Healthcare remains one of the nation’s most vibrant and vigorous sectors, creating some excellent opportunities for mergers and acquisition (M&A) activities.
National healthcare spending is projected to top $2.5 trillion this year alone and consume 17% of the nation’s spending. Some projections estimate these levels of spending will double in the next decade.
M&A activity across all industries declined in 2009 in comparison with 2008 transactions. Healthcare, however, continued to register significant M&A activity that boosted its ranking among leading industries. According to data collected by Dealogic & Robert W. Baird & Co., when measured by total transactions, healthcare companies advanced from ranking as the 3rd most active sector in 2008 to the 2nd most active trailing only technology.
M&A activity in the healthcare marketplace is expected to remain strong throughout this year. Current growth opportunities and consistency of revenue and earnings generated by the healthcare industry should continue to build interest between buyers and sellers and motivate more transactions.
A sector of the healthcare industry that is thriving is medical device manufacturing.
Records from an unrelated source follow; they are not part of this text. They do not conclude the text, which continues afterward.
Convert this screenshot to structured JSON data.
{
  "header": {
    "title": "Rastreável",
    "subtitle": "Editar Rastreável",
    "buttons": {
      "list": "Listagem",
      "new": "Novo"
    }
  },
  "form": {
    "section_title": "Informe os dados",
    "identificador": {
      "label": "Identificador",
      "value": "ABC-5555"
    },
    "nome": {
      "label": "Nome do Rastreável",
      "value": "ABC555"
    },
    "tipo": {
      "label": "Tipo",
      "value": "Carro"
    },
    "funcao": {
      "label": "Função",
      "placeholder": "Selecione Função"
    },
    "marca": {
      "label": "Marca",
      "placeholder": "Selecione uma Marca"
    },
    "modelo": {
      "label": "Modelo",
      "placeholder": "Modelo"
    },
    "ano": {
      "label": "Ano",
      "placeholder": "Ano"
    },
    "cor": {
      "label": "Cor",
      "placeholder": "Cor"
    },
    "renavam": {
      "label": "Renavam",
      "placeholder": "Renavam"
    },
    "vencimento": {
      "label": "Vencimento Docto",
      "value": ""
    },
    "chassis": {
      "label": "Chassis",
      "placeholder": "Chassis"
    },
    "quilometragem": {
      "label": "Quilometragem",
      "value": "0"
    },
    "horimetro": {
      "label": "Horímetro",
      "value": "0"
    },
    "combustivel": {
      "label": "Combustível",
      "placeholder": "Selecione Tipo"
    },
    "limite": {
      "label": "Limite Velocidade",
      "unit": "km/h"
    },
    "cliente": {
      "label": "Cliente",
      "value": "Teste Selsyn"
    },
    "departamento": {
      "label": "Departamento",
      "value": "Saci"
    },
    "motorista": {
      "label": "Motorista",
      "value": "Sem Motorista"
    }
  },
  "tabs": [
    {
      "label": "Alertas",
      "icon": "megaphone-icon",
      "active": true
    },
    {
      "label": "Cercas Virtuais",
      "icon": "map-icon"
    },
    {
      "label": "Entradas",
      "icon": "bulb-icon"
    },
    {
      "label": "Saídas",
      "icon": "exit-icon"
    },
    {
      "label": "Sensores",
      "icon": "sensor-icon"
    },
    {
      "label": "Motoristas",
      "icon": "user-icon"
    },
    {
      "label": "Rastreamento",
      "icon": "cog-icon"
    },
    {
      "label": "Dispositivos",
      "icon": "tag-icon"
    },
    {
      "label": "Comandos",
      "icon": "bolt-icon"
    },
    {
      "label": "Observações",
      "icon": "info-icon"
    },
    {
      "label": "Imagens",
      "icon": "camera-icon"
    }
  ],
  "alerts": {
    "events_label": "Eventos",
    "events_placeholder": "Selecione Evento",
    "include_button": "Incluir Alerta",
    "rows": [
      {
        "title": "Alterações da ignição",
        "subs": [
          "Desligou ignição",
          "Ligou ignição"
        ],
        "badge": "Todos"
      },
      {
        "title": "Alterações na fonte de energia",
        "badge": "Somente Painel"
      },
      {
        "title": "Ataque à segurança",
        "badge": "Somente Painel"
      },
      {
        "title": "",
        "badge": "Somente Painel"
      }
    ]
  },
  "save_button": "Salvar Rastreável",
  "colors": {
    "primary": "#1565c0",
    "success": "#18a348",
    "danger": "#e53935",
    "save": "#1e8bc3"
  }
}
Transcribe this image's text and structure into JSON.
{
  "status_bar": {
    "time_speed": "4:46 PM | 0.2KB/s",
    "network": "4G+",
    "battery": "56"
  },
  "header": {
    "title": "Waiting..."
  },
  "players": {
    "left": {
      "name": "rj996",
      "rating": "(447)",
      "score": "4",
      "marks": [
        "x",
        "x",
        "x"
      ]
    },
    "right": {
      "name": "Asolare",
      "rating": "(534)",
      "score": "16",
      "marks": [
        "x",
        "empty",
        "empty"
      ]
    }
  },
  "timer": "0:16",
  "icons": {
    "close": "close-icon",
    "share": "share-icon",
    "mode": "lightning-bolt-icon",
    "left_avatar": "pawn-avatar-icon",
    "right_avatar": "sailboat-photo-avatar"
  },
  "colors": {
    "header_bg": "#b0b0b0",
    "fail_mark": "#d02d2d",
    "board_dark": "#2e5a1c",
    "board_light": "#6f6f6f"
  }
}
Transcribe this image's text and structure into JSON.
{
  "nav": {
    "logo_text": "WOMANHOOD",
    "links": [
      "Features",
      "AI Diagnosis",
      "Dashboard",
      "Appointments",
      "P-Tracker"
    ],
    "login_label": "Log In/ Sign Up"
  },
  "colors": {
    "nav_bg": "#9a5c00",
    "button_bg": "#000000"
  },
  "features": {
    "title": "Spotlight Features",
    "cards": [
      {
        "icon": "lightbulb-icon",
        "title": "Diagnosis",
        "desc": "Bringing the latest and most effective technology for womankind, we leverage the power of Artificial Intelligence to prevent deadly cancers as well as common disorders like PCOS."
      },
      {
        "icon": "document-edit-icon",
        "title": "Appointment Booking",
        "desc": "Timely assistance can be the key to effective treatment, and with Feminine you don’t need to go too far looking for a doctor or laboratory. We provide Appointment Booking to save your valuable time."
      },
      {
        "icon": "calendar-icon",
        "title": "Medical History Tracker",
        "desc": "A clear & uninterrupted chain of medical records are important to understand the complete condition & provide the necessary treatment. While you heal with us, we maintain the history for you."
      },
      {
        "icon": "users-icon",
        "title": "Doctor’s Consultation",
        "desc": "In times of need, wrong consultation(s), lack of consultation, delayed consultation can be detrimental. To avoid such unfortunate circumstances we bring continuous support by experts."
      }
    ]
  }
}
According to Capital IQ the total number of M&A transactions for this subgroup increased in 2009 to 134 closings as compared to only 112 in 2008, while all other areas of healthcare stayed level. It may be advantageous for owners of these businesses to consider selling, but only if they pursue the development of devices that demonstrate a “must have” product element. Devices that reduce the time required for a medical procedure or reduce the risk of a procedure will demonstrate the most value to the buyer.
While the future of medical device manufacturing seems to be strong, the following concerns were voiced at a recent gathering of industry leaders and regulators from across the country who joined statewide manufacturing representatives attending the annual Florida Medical Devices Symposium. Changes that could impact – and possibly limit – medical manufacturing growth include:
- A new federal excise tax on the sale of all devices ranging from surgical instruments to bedpans
- Increased Congressional oversight focused on the FDA approval process and safety issues
- Congressional concerns over potential conflicts or inappropriate relationships between manufacturers and physicians
- Threats to the security of intellectual property pertaining to patent reform
- Continued concerns about anti-competitive aspects of Group Purchasing Organizations
Despite these concerns, the medical device manufacturing sector continues to flourish. Unlike other manufacturers, the nation’s medical device manufacturing industry is a net exporter. The chart below graphically demonstrates the historically growth this industry has enjoyed and its potential for on-going success
The dynamic increases of the medical device manufacturing sector have been driven by many factors including:
- Increased average age of a growing population
- Technology innovations
- Consumer demand for increased efficiency in the delivery of healthcare
- Government expenditures
Devices that improve patient care by reducing recovery costs and time, or improve morbidity and mortality outcomes, also will increase the value of manufacturing operations. Consideration should be given to devices that serve large markets and unmet medical needs because these are also attributes private equity and strategic buyers look for in acquisition opportunities. Time spent developing business plans and engaging experts early in that planning process will allow for increased growth and the opportunity to maximize value in your medical device manufacturing operation regardless of the obstacles of new regulations or legislation.